The Cabinet considered the overall income and spending plans for 2023/24, which cover how the council will raise enough money to cover the costs of providing its essential services such as social care, as well as how it will pay for big projects like improvements to roads and schools, as well as further investment in waste services, environmental projects and tackling homelessness.

High inflation and added demand mean that, in spite of ongoing savings from becoming a unitary authority, the council needs to find an extra £63 million to cover its costs for the coming year. Like most councils with responsibility for social care, it means that, to raise enough money and to present a balanced budget, the Cabinet has agreed to put forward to Council a 2.99% rise in the base rate of council tax and a plan to take up the Government’s proposal for a Social Care Precept of 2%, meaning a total rise of 4.99% in bills.
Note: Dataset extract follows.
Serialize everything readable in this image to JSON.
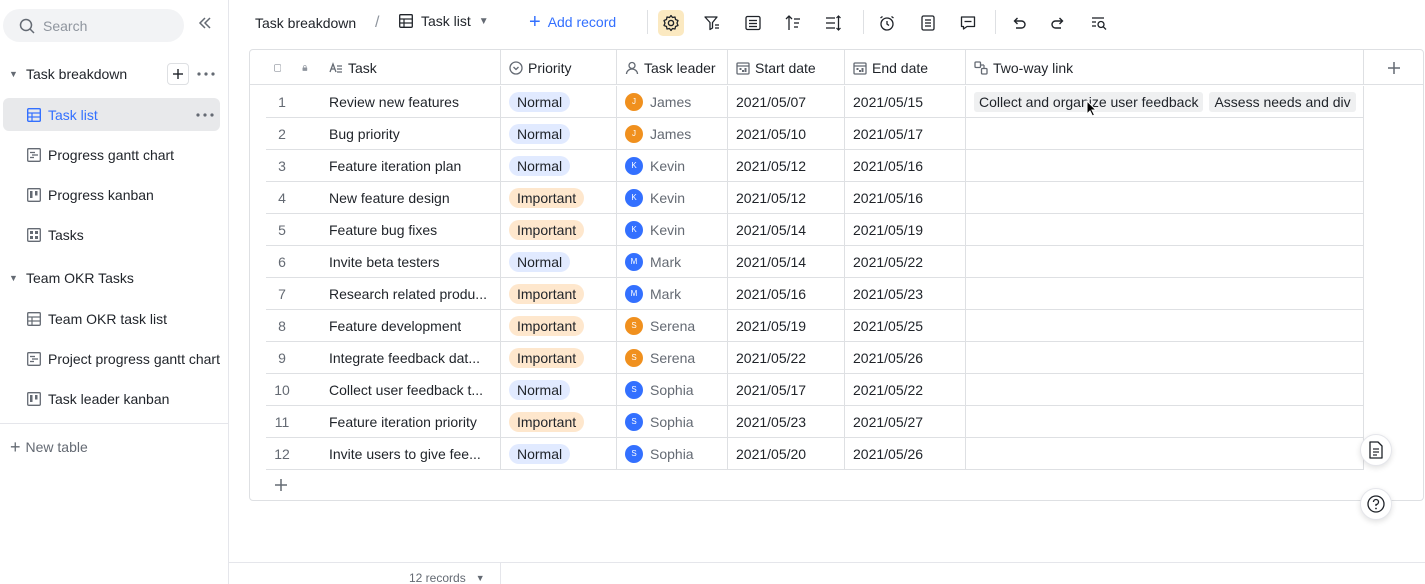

This equates to a rise in council tax of £1.61 per week for the average home (Band D) in Buckinghamshire.

Speaking after the meeting on Tuesday 14th February 2023, Martin Tett, Leader of Buckinghamshire Council, said: ‘I first want to highlight that this budget has been shaped by residents and fully scrutinised by a cross-party group of councillors. Our spending proposals were informed by responses we had to our ‘Money Matters’ budget consultation at the end of last year, and once the plans were shaped, they’ve been heavily reviewed by scrutiny committee, and we’ve considered that feedback during today’s meeting.

It means we’ve arrived at a budget to put forward next week for a final decision at Council, and this year has probably been the most challenging on record in which to make these choices. Global and political turbulence, high inflation and cost of living pressures are impacting us all and as an organisation running public services, we are not immune to rising prices, yet we have to protect our residents from swallowing all that inflationary pressure. However, as almost all of our income (93%) now comes from council tax and business rates, with the rise in the costs of providing our services, it means we’ve had to propose a further rise in council tax this year.

I do not take this lightly and want to urge any household concerned with meeting their costs to contact our council tax team direct and if needed, to also take a look at the Cost of Living advice on our webpages. You can also look to spread council tax payments over the full twelve months so as to lower the monthly cost.

Amidst such a difficult context, with some councils even declaring bankruptcy, I’m pleased that Buckinghamshire Council remains financially prudent. My biggest priority of all is to continue to be a value for money authority – vital in light of the hardship we know many people are experiencing. I’m pleased we are still able to dedicate spend on the services and projects our residents tell us are most important to them. All members of the council will make a final decision on this budget next week.

*Source of information : Press release from Buckinghamshire Council.

Comments are closed.